Cloning: Is It Morally Wrong? The question shakes us all to our very own souls. For humans to consider the cloning of one another forces everyone to question the very concepts of right and wrong that make them all human. This topic has been controversial since it affects moral values of human beings and other living things alike. In February 1997, scientists in Scotland announced the birth of the first cloned sheep named Dolly. This lead the future of cloning possibilities and scientists began extensive experiments on cloning and have since then cloned both plants and animals successfully. The next step was to clone actual human beings but before experiments could have been carried out, pressure started to build on the scientists because people started to doubt if cloning was ethical and morally correct(www.cloning.com). Now that the idea of humans being cloned has started sounding less like a science fiction novel and more like a genuine possibility, cloning has its cons but its pros seem to overcome them greatly.
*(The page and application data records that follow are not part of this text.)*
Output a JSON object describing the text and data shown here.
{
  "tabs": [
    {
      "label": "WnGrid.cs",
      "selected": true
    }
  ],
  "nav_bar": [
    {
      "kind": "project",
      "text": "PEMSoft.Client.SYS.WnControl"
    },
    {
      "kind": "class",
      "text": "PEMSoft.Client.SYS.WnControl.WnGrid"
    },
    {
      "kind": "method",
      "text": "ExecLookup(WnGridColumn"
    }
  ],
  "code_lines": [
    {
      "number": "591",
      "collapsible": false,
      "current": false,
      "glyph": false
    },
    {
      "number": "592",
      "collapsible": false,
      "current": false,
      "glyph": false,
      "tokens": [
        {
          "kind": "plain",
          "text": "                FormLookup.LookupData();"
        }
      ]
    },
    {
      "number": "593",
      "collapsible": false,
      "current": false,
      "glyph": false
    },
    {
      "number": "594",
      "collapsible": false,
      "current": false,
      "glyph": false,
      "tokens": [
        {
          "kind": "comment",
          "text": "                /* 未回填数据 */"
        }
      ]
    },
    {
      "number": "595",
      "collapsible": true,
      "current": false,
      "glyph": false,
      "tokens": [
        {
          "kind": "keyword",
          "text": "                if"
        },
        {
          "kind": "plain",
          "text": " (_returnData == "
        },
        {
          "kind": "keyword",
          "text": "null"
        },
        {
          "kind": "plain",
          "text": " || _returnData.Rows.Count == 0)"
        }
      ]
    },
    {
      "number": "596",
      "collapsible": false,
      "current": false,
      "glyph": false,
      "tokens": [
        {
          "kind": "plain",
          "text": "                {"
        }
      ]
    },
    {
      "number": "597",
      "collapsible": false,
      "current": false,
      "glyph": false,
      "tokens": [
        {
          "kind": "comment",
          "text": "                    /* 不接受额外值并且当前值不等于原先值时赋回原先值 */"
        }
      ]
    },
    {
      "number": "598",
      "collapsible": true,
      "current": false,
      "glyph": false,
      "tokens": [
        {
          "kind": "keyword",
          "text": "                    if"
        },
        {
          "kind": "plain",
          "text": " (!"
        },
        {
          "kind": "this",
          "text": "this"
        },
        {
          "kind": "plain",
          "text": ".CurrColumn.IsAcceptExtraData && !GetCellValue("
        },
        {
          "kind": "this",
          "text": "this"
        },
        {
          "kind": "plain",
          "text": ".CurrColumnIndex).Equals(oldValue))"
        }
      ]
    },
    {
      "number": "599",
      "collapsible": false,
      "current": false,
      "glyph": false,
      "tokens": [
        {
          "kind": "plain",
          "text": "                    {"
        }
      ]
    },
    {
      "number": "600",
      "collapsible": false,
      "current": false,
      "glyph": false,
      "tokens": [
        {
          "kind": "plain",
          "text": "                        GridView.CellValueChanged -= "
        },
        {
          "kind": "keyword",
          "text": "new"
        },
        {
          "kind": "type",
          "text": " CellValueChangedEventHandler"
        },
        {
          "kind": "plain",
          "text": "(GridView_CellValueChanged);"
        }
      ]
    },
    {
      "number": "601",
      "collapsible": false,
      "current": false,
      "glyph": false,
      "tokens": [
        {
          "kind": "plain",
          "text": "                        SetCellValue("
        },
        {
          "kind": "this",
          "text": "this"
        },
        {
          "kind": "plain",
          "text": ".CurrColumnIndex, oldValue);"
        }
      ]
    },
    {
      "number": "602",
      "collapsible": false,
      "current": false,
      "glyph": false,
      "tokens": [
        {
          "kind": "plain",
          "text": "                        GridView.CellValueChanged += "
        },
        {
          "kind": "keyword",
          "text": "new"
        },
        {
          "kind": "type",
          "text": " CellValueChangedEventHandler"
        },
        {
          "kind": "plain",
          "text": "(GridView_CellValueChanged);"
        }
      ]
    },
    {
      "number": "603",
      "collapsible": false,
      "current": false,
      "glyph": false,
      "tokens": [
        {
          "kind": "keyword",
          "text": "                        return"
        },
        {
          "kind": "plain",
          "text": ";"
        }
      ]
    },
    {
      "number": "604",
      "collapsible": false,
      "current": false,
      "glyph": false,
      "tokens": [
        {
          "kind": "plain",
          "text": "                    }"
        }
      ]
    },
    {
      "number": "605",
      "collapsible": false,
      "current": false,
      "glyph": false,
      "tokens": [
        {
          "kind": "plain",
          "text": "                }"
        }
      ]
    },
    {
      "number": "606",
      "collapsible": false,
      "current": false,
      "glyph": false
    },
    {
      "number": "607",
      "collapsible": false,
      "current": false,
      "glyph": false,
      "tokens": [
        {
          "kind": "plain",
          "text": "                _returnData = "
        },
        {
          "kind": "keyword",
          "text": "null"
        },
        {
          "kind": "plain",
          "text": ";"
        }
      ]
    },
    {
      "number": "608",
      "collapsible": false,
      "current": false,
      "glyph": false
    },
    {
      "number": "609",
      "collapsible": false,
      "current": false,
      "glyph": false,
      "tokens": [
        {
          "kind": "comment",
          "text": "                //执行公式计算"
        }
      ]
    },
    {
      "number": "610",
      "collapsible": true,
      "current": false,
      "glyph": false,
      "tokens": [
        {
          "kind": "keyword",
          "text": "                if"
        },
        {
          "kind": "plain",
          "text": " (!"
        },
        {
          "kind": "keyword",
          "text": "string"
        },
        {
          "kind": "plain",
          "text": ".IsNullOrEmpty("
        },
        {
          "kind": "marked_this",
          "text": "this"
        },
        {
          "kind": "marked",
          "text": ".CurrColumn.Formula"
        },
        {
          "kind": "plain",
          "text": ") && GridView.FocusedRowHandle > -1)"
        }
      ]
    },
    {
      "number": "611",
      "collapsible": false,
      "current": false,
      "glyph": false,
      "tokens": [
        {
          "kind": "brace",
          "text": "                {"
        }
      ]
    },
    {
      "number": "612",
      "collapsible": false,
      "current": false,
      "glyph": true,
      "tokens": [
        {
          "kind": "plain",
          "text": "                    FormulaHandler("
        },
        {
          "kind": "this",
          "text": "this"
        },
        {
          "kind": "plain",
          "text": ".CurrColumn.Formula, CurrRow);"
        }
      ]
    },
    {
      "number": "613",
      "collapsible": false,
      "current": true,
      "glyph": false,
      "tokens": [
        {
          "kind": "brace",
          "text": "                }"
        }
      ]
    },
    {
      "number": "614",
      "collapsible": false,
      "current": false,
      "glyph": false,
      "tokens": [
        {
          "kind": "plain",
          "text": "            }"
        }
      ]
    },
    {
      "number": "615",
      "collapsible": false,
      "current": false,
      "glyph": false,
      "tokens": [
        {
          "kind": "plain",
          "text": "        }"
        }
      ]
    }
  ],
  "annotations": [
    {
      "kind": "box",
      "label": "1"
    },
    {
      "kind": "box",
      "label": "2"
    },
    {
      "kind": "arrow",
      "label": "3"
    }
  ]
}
The cloning of any species, whether they be human or non-human, is ethically and morally wrong.
The possible physical damage that could be done if human cloning became a reality is obvious when one looks at the sheer loss of life that occurred before the birth of Dolly. Less than ten percent of the initial transfers survive to be healthy creatures. There were 277 trial implants of nuclei. Nineteen of those 277 were deemed healthy while the others were discarded. Five of those nineteen survived, but four of them died within ten days of birth of severe abnormalities. Dolly was the only one to survive (Cloning and the New Genetics, pg. 315). If those nuclei were human, "the cellular body count would look like sheer carnage" (The Clone Age, pg. 45).